*** Block opens ***
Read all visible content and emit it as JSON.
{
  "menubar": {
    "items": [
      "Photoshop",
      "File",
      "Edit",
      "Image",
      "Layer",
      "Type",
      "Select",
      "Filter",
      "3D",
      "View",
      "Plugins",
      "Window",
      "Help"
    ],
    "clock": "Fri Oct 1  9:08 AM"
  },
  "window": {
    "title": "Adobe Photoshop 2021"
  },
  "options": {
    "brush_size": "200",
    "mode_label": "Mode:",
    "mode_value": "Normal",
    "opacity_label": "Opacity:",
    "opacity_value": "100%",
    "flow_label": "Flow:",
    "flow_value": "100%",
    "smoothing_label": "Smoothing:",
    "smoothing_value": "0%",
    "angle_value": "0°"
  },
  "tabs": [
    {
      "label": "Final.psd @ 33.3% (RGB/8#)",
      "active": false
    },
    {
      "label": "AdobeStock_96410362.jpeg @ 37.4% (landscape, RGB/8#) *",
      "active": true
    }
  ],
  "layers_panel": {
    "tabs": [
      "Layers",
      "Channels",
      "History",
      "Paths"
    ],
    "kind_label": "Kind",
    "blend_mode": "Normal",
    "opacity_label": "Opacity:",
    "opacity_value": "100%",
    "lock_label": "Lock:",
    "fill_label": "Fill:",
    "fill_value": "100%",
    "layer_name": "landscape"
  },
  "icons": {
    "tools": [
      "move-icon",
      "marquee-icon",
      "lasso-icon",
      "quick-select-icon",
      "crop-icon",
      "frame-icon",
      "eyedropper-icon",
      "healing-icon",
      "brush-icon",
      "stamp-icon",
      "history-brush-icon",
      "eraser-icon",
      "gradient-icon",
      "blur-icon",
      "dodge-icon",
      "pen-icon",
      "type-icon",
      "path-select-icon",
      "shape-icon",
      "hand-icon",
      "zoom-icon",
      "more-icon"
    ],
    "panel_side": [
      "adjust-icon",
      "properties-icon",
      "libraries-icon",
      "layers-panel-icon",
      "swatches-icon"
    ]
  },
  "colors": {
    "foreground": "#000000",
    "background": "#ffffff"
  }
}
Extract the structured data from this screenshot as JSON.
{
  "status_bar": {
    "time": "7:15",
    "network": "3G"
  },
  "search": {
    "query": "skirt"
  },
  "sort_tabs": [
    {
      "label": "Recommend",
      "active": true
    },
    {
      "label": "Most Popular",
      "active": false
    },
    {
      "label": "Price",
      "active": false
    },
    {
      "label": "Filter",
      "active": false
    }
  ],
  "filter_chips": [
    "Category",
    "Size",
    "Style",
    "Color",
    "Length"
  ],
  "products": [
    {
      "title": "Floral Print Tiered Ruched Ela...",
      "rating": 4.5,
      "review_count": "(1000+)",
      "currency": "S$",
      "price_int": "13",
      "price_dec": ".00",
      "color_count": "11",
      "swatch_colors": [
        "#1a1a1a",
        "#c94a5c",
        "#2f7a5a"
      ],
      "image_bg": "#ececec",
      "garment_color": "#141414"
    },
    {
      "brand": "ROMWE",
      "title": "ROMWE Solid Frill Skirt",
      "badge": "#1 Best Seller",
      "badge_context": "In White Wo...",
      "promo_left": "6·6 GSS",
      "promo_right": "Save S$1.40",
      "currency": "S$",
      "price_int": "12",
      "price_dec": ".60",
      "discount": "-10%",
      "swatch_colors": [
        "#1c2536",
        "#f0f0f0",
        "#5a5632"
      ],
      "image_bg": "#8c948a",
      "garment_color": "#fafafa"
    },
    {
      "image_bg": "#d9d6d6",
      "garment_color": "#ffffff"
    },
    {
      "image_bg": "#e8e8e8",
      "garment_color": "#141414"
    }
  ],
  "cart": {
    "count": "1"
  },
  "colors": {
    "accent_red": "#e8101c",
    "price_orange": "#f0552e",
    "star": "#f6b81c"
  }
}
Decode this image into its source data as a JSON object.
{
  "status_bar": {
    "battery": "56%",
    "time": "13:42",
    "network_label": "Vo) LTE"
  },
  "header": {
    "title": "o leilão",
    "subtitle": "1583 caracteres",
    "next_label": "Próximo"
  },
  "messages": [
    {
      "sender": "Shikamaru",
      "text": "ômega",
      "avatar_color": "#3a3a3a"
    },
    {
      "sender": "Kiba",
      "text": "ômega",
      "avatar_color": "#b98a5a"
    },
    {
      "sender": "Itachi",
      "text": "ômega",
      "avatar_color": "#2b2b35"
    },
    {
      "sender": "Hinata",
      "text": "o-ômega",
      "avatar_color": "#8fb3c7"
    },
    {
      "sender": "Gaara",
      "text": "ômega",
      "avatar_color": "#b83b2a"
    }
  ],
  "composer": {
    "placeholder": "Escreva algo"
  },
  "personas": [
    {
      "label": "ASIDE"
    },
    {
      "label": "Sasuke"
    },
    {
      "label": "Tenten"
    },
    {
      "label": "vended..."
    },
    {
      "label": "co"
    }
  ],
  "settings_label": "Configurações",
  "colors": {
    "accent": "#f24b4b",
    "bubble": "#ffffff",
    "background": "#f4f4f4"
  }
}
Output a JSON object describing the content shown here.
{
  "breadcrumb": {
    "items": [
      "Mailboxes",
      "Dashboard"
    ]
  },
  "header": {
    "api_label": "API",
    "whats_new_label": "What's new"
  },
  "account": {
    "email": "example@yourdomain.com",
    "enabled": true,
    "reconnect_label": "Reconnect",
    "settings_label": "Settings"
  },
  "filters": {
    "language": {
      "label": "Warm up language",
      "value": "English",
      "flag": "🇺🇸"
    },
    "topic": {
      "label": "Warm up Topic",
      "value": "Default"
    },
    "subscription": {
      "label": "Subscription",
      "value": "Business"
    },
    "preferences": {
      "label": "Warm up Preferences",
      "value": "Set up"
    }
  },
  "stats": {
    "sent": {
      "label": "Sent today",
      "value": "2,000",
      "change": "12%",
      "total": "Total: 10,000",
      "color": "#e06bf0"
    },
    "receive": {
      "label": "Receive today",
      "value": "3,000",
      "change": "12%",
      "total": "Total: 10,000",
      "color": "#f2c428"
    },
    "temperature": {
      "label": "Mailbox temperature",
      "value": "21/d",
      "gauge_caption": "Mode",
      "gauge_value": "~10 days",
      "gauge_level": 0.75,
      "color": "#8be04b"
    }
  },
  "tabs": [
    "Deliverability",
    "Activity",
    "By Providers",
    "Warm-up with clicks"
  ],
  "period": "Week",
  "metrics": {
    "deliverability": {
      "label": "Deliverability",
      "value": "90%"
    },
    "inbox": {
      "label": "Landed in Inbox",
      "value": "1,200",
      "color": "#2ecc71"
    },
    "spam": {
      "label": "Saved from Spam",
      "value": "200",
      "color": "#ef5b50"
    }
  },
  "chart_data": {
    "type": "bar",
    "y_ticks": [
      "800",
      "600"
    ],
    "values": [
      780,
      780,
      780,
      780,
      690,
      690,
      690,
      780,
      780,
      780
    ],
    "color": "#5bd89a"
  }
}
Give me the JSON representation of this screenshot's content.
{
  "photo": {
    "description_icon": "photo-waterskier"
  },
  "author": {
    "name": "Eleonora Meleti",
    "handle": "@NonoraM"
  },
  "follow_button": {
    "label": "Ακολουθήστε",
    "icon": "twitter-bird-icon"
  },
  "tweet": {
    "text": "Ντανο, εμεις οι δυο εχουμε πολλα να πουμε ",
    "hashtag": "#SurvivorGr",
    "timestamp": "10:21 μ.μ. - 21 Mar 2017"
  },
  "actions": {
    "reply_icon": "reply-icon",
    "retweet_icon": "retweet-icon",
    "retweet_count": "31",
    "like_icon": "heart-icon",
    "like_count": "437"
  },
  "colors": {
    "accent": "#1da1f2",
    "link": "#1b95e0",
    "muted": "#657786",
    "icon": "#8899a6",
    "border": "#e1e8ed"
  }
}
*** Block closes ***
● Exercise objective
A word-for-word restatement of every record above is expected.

● Completed task
Read all visible content and emit it as JSON.
{
  "menubar": {
    "items": [
      "Photoshop",
      "File",
      "Edit",
      "Image",
      "Layer",
      "Type",
      "Select",
      "Filter",
      "3D",
      "View",
      "Plugins",
      "Window",
      "Help"
    ],
    "clock": "Fri Oct 1  9:08 AM"
  },
  "window": {
    "title": "Adobe Photoshop 2021"
  },
  "options": {
    "brush_size": "200",
    "mode_label": "Mode:",
    "mode_value": "Normal",
    "opacity_label": "Opacity:",
    "opacity_value": "100%",
    "flow_label": "Flow:",
    "flow_value": "100%",
    "smoothing_label": "Smoothing:",
    "smoothing_value": "0%",
    "angle_value": "0°"
  },
  "tabs": [
    {
      "label": "Final.psd @ 33.3% (RGB/8#)",
      "active": false
    },
    {
      "label": "AdobeStock_96410362.jpeg @ 37.4% (landscape, RGB/8#) *",
      "active": true
    }
  ],
  "layers_panel": {
    "tabs": [
      "Layers",
      "Channels",
      "History",
      "Paths"
    ],
    "kind_label": "Kind",
    "blend_mode": "Normal",
    "opacity_label": "Opacity:",
    "opacity_value": "100%",
    "lock_label": "Lock:",
    "fill_label": "Fill:",
    "fill_value": "100%",
    "layer_name": "landscape"
  },
  "icons": {
    "tools": [
      "move-icon",
      "marquee-icon",
      "lasso-icon",
      "quick-select-icon",
      "crop-icon",
      "frame-icon",
      "eyedropper-icon",
      "healing-icon",
      "brush-icon",
      "stamp-icon",
      "history-brush-icon",
      "eraser-icon",
      "gradient-icon",
      "blur-icon",
      "dodge-icon",
      "pen-icon",
      "type-icon",
      "path-select-icon",
      "shape-icon",
      "hand-icon",
      "zoom-icon",
      "more-icon"
    ],
    "panel_side": [
      "adjust-icon",
      "properties-icon",
      "libraries-icon",
      "layers-panel-icon",
      "swatches-icon"
    ]
  },
  "colors": {
    "foreground": "#000000",
    "background": "#ffffff"
  }
}
Extract the structured data from this screenshot as JSON.
{
  "status_bar": {
    "time": "7:15",
    "network": "3G"
  },
  "search": {
    "query": "skirt"
  },
  "sort_tabs": [
    {
      "label": "Recommend",
      "active": true
    },
    {
      "label": "Most Popular",
      "active": false
    },
    {
      "label": "Price",
      "active": false
    },
    {
      "label": "Filter",
      "active": false
    }
  ],
  "filter_chips": [
    "Category",
    "Size",
    "Style",
    "Color",
    "Length"
  ],
  "products": [
    {
      "title": "Floral Print Tiered Ruched Ela...",
      "rating": 4.5,
      "review_count": "(1000+)",
      "currency": "S$",
      "price_int": "13",
      "price_dec": ".00",
      "color_count": "11",
      "swatch_colors": [
        "#1a1a1a",
        "#c94a5c",
        "#2f7a5a"
      ],
      "image_bg": "#ececec",
      "garment_color": "#141414"
    },
    {
      "brand": "ROMWE",
      "title": "ROMWE Solid Frill Skirt",
      "badge": "#1 Best Seller",
      "badge_context": "In White Wo...",
      "promo_left": "6·6 GSS",
      "promo_right": "Save S$1.40",
      "currency": "S$",
      "price_int": "12",
      "price_dec": ".60",
      "discount": "-10%",
      "swatch_colors": [
        "#1c2536",
        "#f0f0f0",
        "#5a5632"
      ],
      "image_bg": "#8c948a",
      "garment_color": "#fafafa"
    },
    {
      "image_bg": "#d9d6d6",
      "garment_color": "#ffffff"
    },
    {
      "image_bg": "#e8e8e8",
      "garment_color": "#141414"
    }
  ],
  "cart": {
    "count": "1"
  },
  "colors": {
    "accent_red": "#e8101c",
    "price_orange": "#f0552e",
    "star": "#f6b81c"
  }
}
Decode this image into its source data as a JSON object.
{
  "status_bar": {
    "battery": "56%",
    "time": "13:42",
    "network_label": "Vo) LTE"
  },
  "header": {
    "title": "o leilão",
    "subtitle": "1583 caracteres",
    "next_label": "Próximo"
  },
  "messages": [
    {
      "sender": "Shikamaru",
      "text": "ômega",
      "avatar_color": "#3a3a3a"
    },
    {
      "sender": "Kiba",
      "text": "ômega",
      "avatar_color": "#b98a5a"
    },
    {
      "sender": "Itachi",
      "text": "ômega",
      "avatar_color": "#2b2b35"
    },
    {
      "sender": "Hinata",
      "text": "o-ômega",
      "avatar_color": "#8fb3c7"
    },
    {
      "sender": "Gaara",
      "text": "ômega",
      "avatar_color": "#b83b2a"
    }
  ],
  "composer": {
    "placeholder": "Escreva algo"
  },
  "personas": [
    {
      "label": "ASIDE"
    },
    {
      "label": "Sasuke"
    },
    {
      "label": "Tenten"
    },
    {
      "label": "vended..."
    },
    {
      "label": "co"
    }
  ],
  "settings_label": "Configurações",
  "colors": {
    "accent": "#f24b4b",
    "bubble": "#ffffff",
    "background": "#f4f4f4"
  }
}
Output a JSON object describing the content shown here.
{
  "breadcrumb": {
    "items": [
      "Mailboxes",
      "Dashboard"
    ]
  },
  "header": {
    "api_label": "API",
    "whats_new_label": "What's new"
  },
  "account": {
    "email": "example@yourdomain.com",
    "enabled": true,
    "reconnect_label": "Reconnect",
    "settings_label": "Settings"
  },
  "filters": {
    "language": {
      "label": "Warm up language",
      "value": "English",
      "flag": "🇺🇸"
    },
    "topic": {
      "label": "Warm up Topic",
      "value": "Default"
    },
    "subscription": {
      "label": "Subscription",
      "value": "Business"
    },
    "preferences": {
      "label": "Warm up Preferences",
      "value": "Set up"
    }
  },
  "stats": {
    "sent": {
      "label": "Sent today",
      "value": "2,000",
      "change": "12%",
      "total": "Total: 10,000",
      "color": "#e06bf0"
    },
    "receive": {
      "label": "Receive today",
      "value": "3,000",
      "change": "12%",
      "total": "Total: 10,000",
      "color": "#f2c428"
    },
    "temperature": {
      "label": "Mailbox temperature",
      "value": "21/d",
      "gauge_caption": "Mode",
      "gauge_value": "~10 days",
      "gauge_level": 0.75,
      "color": "#8be04b"
    }
  },
  "tabs": [
    "Deliverability",
    "Activity",
    "By Providers",
    "Warm-up with clicks"
  ],
  "period": "Week",
  "metrics": {
    "deliverability": {
      "label": "Deliverability",
      "value": "90%"
    },
    "inbox": {
      "label": "Landed in Inbox",
      "value": "1,200",
      "color": "#2ecc71"
    },
    "spam": {
      "label": "Saved from Spam",
      "value": "200",
      "color": "#ef5b50"
    }
  },
  "chart_data": {
    "type": "bar",
    "y_ticks": [
      "800",
      "600"
    ],
    "values": [
      780,
      780,
      780,
      780,
      690,
      690,
      690,
      780,
      780,
      780
    ],
    "color": "#5bd89a"
  }
}
Give me the JSON representation of this screenshot's content.
{
  "photo": {
    "description_icon": "photo-waterskier"
  },
  "author": {
    "name": "Eleonora Meleti",
    "handle": "@NonoraM"
  },
  "follow_button": {
    "label": "Ακολουθήστε",
    "icon": "twitter-bird-icon"
  },
  "tweet": {
    "text": "Ντανο, εμεις οι δυο εχουμε πολλα να πουμε ",
    "hashtag": "#SurvivorGr",
    "timestamp": "10:21 μ.μ. - 21 Mar 2017"
  },
  "actions": {
    "reply_icon": "reply-icon",
    "retweet_icon": "retweet-icon",
    "retweet_count": "31",
    "like_icon": "heart-icon",
    "like_count": "437"
  },
  "colors": {
    "accent": "#1da1f2",
    "link": "#1b95e0",
    "muted": "#657786",
    "icon": "#8899a6",
    "border": "#e1e8ed"
  }
}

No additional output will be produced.